Red Hill Water Supply for Contaminated Wells
Update on the Red Hill study and proposal for a replacement water supply
Tucker, Foley, Graham, Hirschman
LEGAL REVIEW: No
August 11, 2004
ACTION: INFORMATION: X
County staff has been working with the Department of Environmental Quality (DEQ) on a study to find a replacement water supply in the Red Hill area. The study is needed due to a major groundwater contamination incident originating at the Trading Post on Route 29. So far, 11 wells have had petroleum products detected, and 7 have had carbon filtration units (cfu’s) installed, some for many years. DEQ has already expended significant funds on investigations and pump and treat systems, and the plume is far from contained. DEQ is very concerned that a permanent, reliable water supply can be provided for the impacted properties and those at risk for contamination. For this reason, DEQ approached the County early in 2003 to seek help in studying and setting up the replacement water supply.
The recent history of this project is summarized below:
· At its March 5, 2003 meeting, the Board authorized County staff to work with DEQ to facilitate a long-term water supply solution.
December 10, 2003, the Board authorized the
and the County held a public meeting at
· A Request for Proposals was developed, and after a competitive process, Golder Associates was chosen to conduct the study.
The study involves evaluating the feasibility of various water supply configurations: individual replacement wells, shared wells, or a community water supply. The work is divided into two phases. Phase 1 is a preliminary groundwater investigation, and Phase 2 involves more detailed geologic and engineering work to analyze particular water supply options. Golder has completed the Phase 1 report and is ready to proceed with phase 2 when given the notice to proceed.
Goal 3.1: Make the County a Safe and Healthy Community in which citizens feel secure to live, work
In Phase 1,Golder studied geology, water quality issues, land uses, existing wells, and bedrock fractures in the Red Hill vicinity. Phase 1 identified three potential water supply options and 15 potential well sites for replacement water supply.
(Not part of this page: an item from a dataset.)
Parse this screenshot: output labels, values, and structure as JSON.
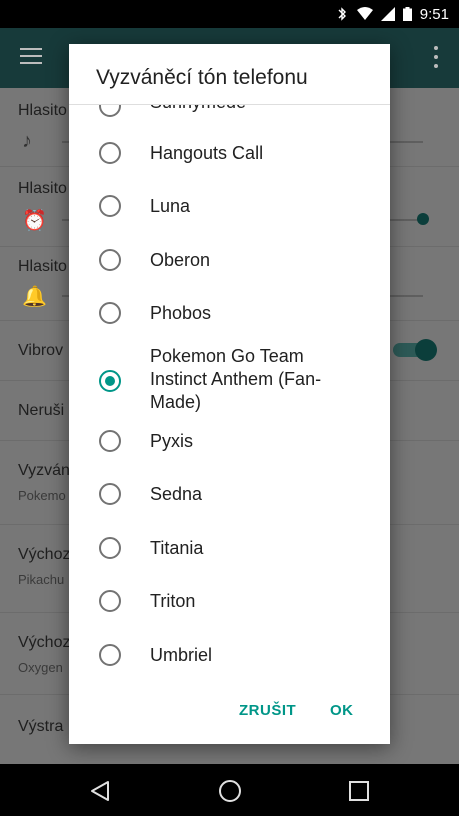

Replacement of individual wells on each impacted lot (or shared between two or more lots) were not found to be a feasible option due to water quality and quantity issues. That left only a community water system or extending public water to this area as options. Golder outlined the following three options for a community water system in the Phase 1 report:
Red Hill Water Supply for Contaminated Wells
August 11, 2003
(1) A small community water supply to serve the 11 impacted properties. Staff has serious concerns with the long-term viability of such a system. Past experience has shown that fixed operating costs for a system this small make it cost prohibitive except where one of the property owners assumes the management responsibility. Even where some property owner assumes the initial management responsibility, experience has shown there is eventually some gap in management that results in supply problems and those problems create a demand for the County to assume responsibility of the system. If the public (County) were to manage this system, the fixed operating costs of the system would make it prohibitively expensive for the properties without significant public subsidies. As such, staff believes this option should only be considered as a last resort and it does not warrant further study at this point.
medium size community water supply
to serve the 11 impacted properties plus additional properties immediately
surrounding and/or downgradient from the contaminated
plume that may be impacted in the future.
This system configuration would include any property with a potential
for future contamination, including
(3) A larger community water supply to serve properties along Route 29 between the Trading Post and Crossroads (Route 692 and Route 710). This system would effectively create a water system capable of supporting a village sized community. Golder considered this option because larger community systems tend to be the most reliable and this area is known for poor groundwater yields. While staff agrees this system offers the best chance of long-term viability, it also creates policy issues with regard to rural land use. As such, staff believes this option should only be considered if option 2 proves impracticable and the Board of Supervisors is ready to consider the rural land use issues associated with it.
Golder is ready to proceed with Phase 2 of this study. Phase 2 would include hydrogeologic and engineering work on a smaller number of sites to assess the feasibility of a water supply system, including cost estimates for both the initial construction and long-term operations of the system. Staff believes this work needs to be completed before the Board could consider approval of a community water system or extending public water to this location. As stated above, staff believes option 2 is the most prudent from a water supply and County policy perspective. Staff would like Golder and DEQ to proceed with Phase 2 at the earliest time possible. Subsequent to that work, staff would propose to come before the Board to review the findings and see if other options should be investigated further.
Authorize staff to proceed with Phase 2 of the study using option 2. This study would include detailed hydrogeologic and engineering analysis, as well as cost estimates for both construction and long-term operations.